## Work task
From the entries that follow, gather each line holding the word "config".

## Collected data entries
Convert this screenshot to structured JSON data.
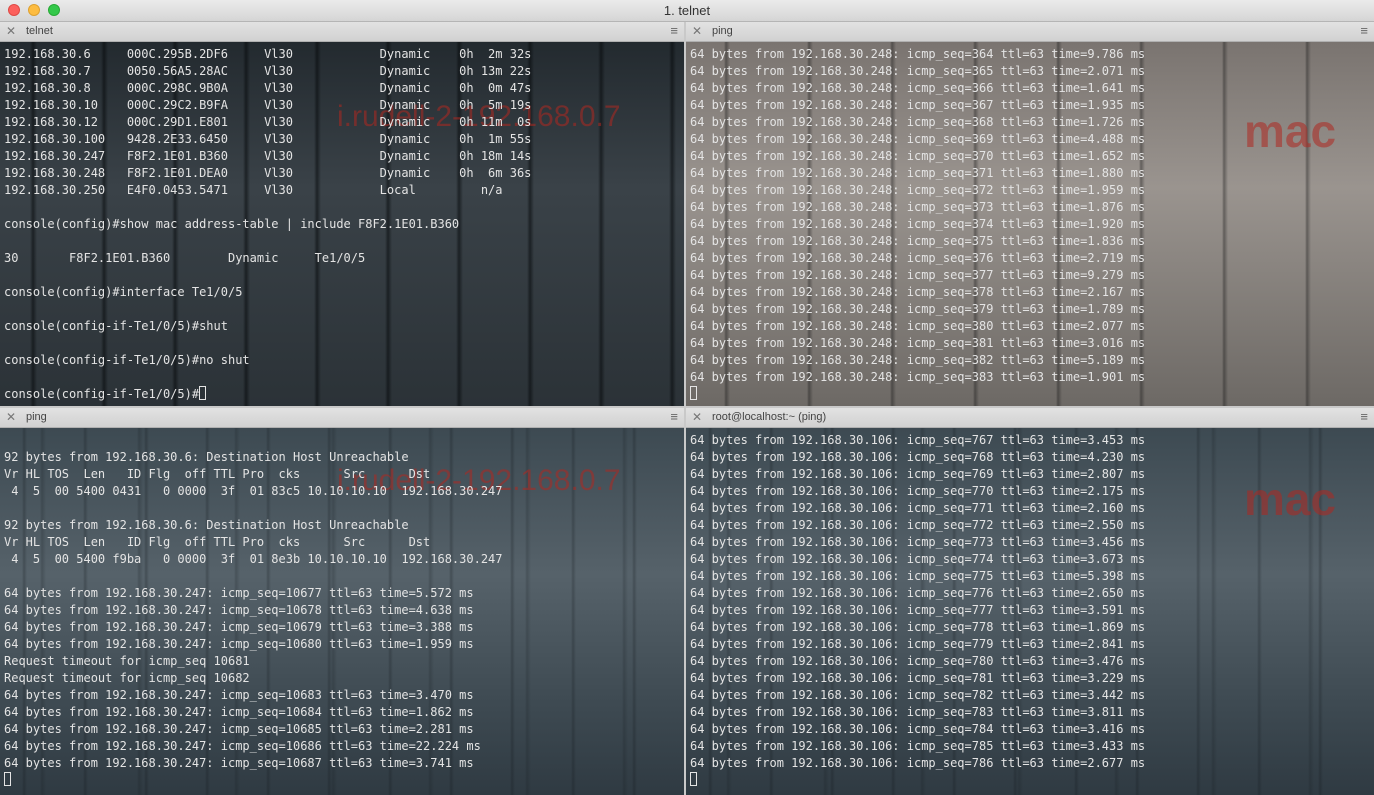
{
  "window": {
    "title": "1. telnet"
  },
  "panes": {
    "top_left": {
      "tab": "telnet",
      "watermark": "i.rudell-2-192.168.0.7",
      "lines": [
        "192.168.30.6     000C.295B.2DF6     Vl30            Dynamic    0h  2m 32s",
        "192.168.30.7     0050.56A5.28AC     Vl30            Dynamic    0h 13m 22s",
        "192.168.30.8     000C.298C.9B0A     Vl30            Dynamic    0h  0m 47s",
        "192.168.30.10    000C.29C2.B9FA     Vl30            Dynamic    0h  5m 19s",
        "192.168.30.12    000C.29D1.E801     Vl30            Dynamic    0h 11m  0s",
        "192.168.30.100   9428.2E33.6450     Vl30            Dynamic    0h  1m 55s",
        "192.168.30.247   F8F2.1E01.B360     Vl30            Dynamic    0h 18m 14s",
        "192.168.30.248   F8F2.1E01.DEA0     Vl30            Dynamic    0h  6m 36s",
        "192.168.30.250   E4F0.0453.5471     Vl30            Local         n/a",
        "",
        "console(config)#show mac address-table | include F8F2.1E01.B360",
        "",
        "30       F8F2.1E01.B360        Dynamic     Te1/0/5",
        "",
        "console(config)#interface Te1/0/5",
        "",
        "console(config-if-Te1/0/5)#shut",
        "",
        "console(config-if-Te1/0/5)#no shut",
        "",
        "console(config-if-Te1/0/5)#"
      ]
    },
    "top_right": {
      "tab": "ping",
      "watermark": "mac",
      "lines": [
        "64 bytes from 192.168.30.248: icmp_seq=364 ttl=63 time=9.786 ms",
        "64 bytes from 192.168.30.248: icmp_seq=365 ttl=63 time=2.071 ms",
        "64 bytes from 192.168.30.248: icmp_seq=366 ttl=63 time=1.641 ms",
        "64 bytes from 192.168.30.248: icmp_seq=367 ttl=63 time=1.935 ms",
        "64 bytes from 192.168.30.248: icmp_seq=368 ttl=63 time=1.726 ms",
        "64 bytes from 192.168.30.248: icmp_seq=369 ttl=63 time=4.488 ms",
        "64 bytes from 192.168.30.248: icmp_seq=370 ttl=63 time=1.652 ms",
        "64 bytes from 192.168.30.248: icmp_seq=371 ttl=63 time=1.880 ms",
        "64 bytes from 192.168.30.248: icmp_seq=372 ttl=63 time=1.959 ms",
        "64 bytes from 192.168.30.248: icmp_seq=373 ttl=63 time=1.876 ms",
        "64 bytes from 192.168.30.248: icmp_seq=374 ttl=63 time=1.920 ms",
        "64 bytes from 192.168.30.248: icmp_seq=375 ttl=63 time=1.836 ms",
        "64 bytes from 192.168.30.248: icmp_seq=376 ttl=63 time=2.719 ms",
        "64 bytes from 192.168.30.248: icmp_seq=377 ttl=63 time=9.279 ms",
        "64 bytes from 192.168.30.248: icmp_seq=378 ttl=63 time=2.167 ms",
        "64 bytes from 192.168.30.248: icmp_seq=379 ttl=63 time=1.789 ms",
        "64 bytes from 192.168.30.248: icmp_seq=380 ttl=63 time=2.077 ms",
        "64 bytes from 192.168.30.248: icmp_seq=381 ttl=63 time=3.016 ms",
        "64 bytes from 192.168.30.248: icmp_seq=382 ttl=63 time=5.189 ms",
        "64 bytes from 192.168.30.248: icmp_seq=383 ttl=63 time=1.901 ms"
      ]
    },
    "bottom_left": {
      "tab": "ping",
      "watermark": "i.rudell-2-192.168.0.7",
      "lines": [
        "",
        "92 bytes from 192.168.30.6: Destination Host Unreachable",
        "Vr HL TOS  Len   ID Flg  off TTL Pro  cks      Src      Dst",
        " 4  5  00 5400 0431   0 0000  3f  01 83c5 10.10.10.10  192.168.30.247",
        "",
        "92 bytes from 192.168.30.6: Destination Host Unreachable",
        "Vr HL TOS  Len   ID Flg  off TTL Pro  cks      Src      Dst",
        " 4  5  00 5400 f9ba   0 0000  3f  01 8e3b 10.10.10.10  192.168.30.247",
        "",
        "64 bytes from 192.168.30.247: icmp_seq=10677 ttl=63 time=5.572 ms",
        "64 bytes from 192.168.30.247: icmp_seq=10678 ttl=63 time=4.638 ms",
        "64 bytes from 192.168.30.247: icmp_seq=10679 ttl=63 time=3.388 ms",
        "64 bytes from 192.168.30.247: icmp_seq=10680 ttl=63 time=1.959 ms",
        "Request timeout for icmp_seq 10681",
        "Request timeout for icmp_seq 10682",
        "64 bytes from 192.168.30.247: icmp_seq=10683 ttl=63 time=3.470 ms",
        "64 bytes from 192.168.30.247: icmp_seq=10684 ttl=63 time=1.862 ms",
        "64 bytes from 192.168.30.247: icmp_seq=10685 ttl=63 time=2.281 ms",
        "64 bytes from 192.168.30.247: icmp_seq=10686 ttl=63 time=22.224 ms",
        "64 bytes from 192.168.30.247: icmp_seq=10687 ttl=63 time=3.741 ms"
      ]
    },
    "bottom_right": {
      "tab": "root@localhost:~ (ping)",
      "watermark": "mac",
      "lines": [
        "64 bytes from 192.168.30.106: icmp_seq=767 ttl=63 time=3.453 ms",
        "64 bytes from 192.168.30.106: icmp_seq=768 ttl=63 time=4.230 ms",
        "64 bytes from 192.168.30.106: icmp_seq=769 ttl=63 time=2.807 ms",
        "64 bytes from 192.168.30.106: icmp_seq=770 ttl=63 time=2.175 ms",
        "64 bytes from 192.168.30.106: icmp_seq=771 ttl=63 time=2.160 ms",
        "64 bytes from 192.168.30.106: icmp_seq=772 ttl=63 time=2.550 ms",
        "64 bytes from 192.168.30.106: icmp_seq=773 ttl=63 time=3.456 ms",
        "64 bytes from 192.168.30.106: icmp_seq=774 ttl=63 time=3.673 ms",
        "64 bytes from 192.168.30.106: icmp_seq=775 ttl=63 time=5.398 ms",
        "64 bytes from 192.168.30.106: icmp_seq=776 ttl=63 time=2.650 ms",
        "64 bytes from 192.168.30.106: icmp_seq=777 ttl=63 time=3.591 ms",
        "64 bytes from 192.168.30.106: icmp_seq=778 ttl=63 time=1.869 ms",
        "64 bytes from 192.168.30.106: icmp_seq=779 ttl=63 time=2.841 ms",
        "64 bytes from 192.168.30.106: icmp_seq=780 ttl=63 time=3.476 ms",
        "64 bytes from 192.168.30.106: icmp_seq=781 ttl=63 time=3.229 ms",
        "64 bytes from 192.168.30.106: icmp_seq=782 ttl=63 time=3.442 ms",
        "64 bytes from 192.168.30.106: icmp_seq=783 ttl=63 time=3.811 ms",
        "64 bytes from 192.168.30.106: icmp_seq=784 ttl=63 time=3.416 ms",
        "64 bytes from 192.168.30.106: icmp_seq=785 ttl=63 time=3.433 ms",
        "64 bytes from 192.168.30.106: icmp_seq=786 ttl=63 time=2.677 ms"
      ]
    }
  }
}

## Solution
        "console(config)#show mac address-table | include F8F2.1E01.B360",
        "console(config)#interface Te1/0/5",
        "console(config-if-Te1/0/5)#shut",
        "console(config-if-Te1/0/5)#no shut",
        "console(config-if-Te1/0/5)#"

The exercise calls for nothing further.